San Jose may lose its claim to be the “Safest Big City in America,” says the San Jose Mercury News. An analysis of preliminary 2006 FBI crime data – the same data analyzed by the private Morgan Quitno firm – shows San Jose lagging compared with its rankings in previous years in some of the six key crime categories used by some to proclaim the safest and most dangerous cities in the country. San Jose officials are worried about losing a distinction that ends up on brochures touting San Jose as a good place to live and work, and is the subject of bragging at police chiefs’ conferences.

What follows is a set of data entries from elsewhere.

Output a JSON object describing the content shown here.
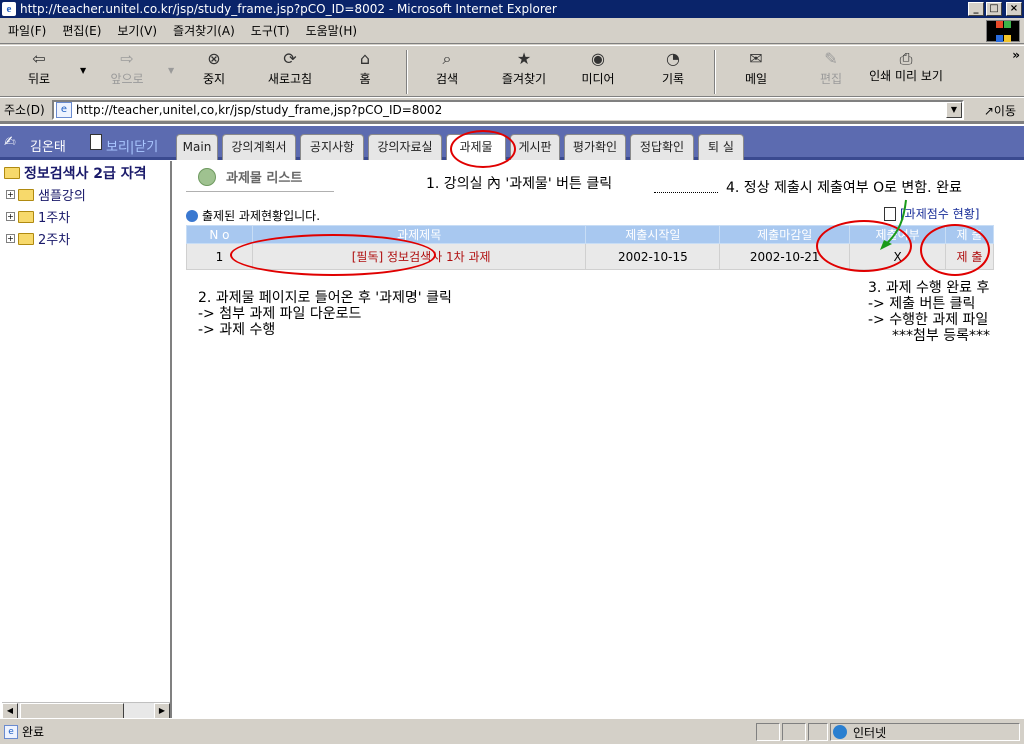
{
  "window": {
    "title": "http://teacher.unitel.co.kr/jsp/study_frame.jsp?pCO_ID=8002 - Microsoft Internet Explorer",
    "buttons": [
      "_",
      "□",
      "×"
    ]
  },
  "menu": [
    "파일(F)",
    "편집(E)",
    "보기(V)",
    "즐겨찾기(A)",
    "도구(T)",
    "도움말(H)"
  ],
  "toolbar": {
    "back": "뒤로",
    "forward": "앞으로",
    "stop": "중지",
    "refresh": "새로고침",
    "home": "홈",
    "search": "검색",
    "favorites": "즐겨찾기",
    "media": "미디어",
    "history": "기록",
    "mail": "메일",
    "edit": "편집",
    "print_preview": "인쇄 미리 보기",
    "more": "»"
  },
  "address": {
    "label": "주소(D)",
    "url": "http://teacher,unitel,co,kr/jsp/study_frame,jsp?pCO_ID=8002",
    "go": "이동"
  },
  "header": {
    "user_name": "김온태",
    "shortcut": "보리|닫기",
    "tabs": [
      "Main",
      "강의계획서",
      "공지사항",
      "강의자료실",
      "과제물",
      "게시판",
      "평가확인",
      "정답확인",
      "퇴 실"
    ]
  },
  "tree": {
    "root": "정보검색사 2급 자격",
    "items": [
      "샘플강의",
      "1주차",
      "2주차"
    ]
  },
  "main": {
    "section_title": "과제물 리스트",
    "subtitle": "출제된 과제현황입니다.",
    "score_link": "[과제점수 현황]",
    "table": {
      "headers": [
        "N o",
        "과제제목",
        "제출시작일",
        "제출마감일",
        "제출여부",
        "제 출"
      ],
      "rows": [
        {
          "no": "1",
          "title": "[필독] 정보검색사 1차 과제",
          "start": "2002-10-15",
          "end": "2002-10-21",
          "submitted": "X",
          "submit": "제 출"
        }
      ]
    }
  },
  "annotations": {
    "note1": "1. 강의실 內 '과제물' 버튼 클릭",
    "note2_line1": "2. 과제물 페이지로 들어온 후 '과제명' 클릭",
    "note2_line2": "-> 첨부 과제 파일 다운로드",
    "note2_line3": "-> 과제 수행",
    "note3_line1": "3. 과제 수행 완료 후",
    "note3_line2": "-> 제출 버튼 클릭",
    "note3_line3": "-> 수행한 과제 파일",
    "note3_line4": "***첨부 등록***",
    "note4": "4. 정상 제출시 제출여부 O로 변함. 완료"
  },
  "status": {
    "text": "완료",
    "zone": "인터넷"
  },
  "colors": {
    "title_bar": "#0a246a",
    "header_band": "#5c6bb0",
    "table_header": "#a8c8f0",
    "annotation_red": "#e00000",
    "link_red": "#b01010"
  }
}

Mayor Chuck Reed called the title “at risk.” Police Chief Rob Davis admitted that his department is “concerned” it might lose the honor it has enjoyed for six years. “Honolulu may edge you out as the least life-threatening city,” said University of California-Berkeley criminologist Frank Zimring. FBI data shows San Jose has the fourth lowest murder rate in the country. The primary reason behind San Jose’s apparent slide is the city’s spike in property crimes, including a 25 percent jump in auto thefts last year. Zimring noted an award from a private company with its own motives could be considered suspect. “It’s a little like the Good Housekeeping Seal of approval that advertisers used to pay for,” he said.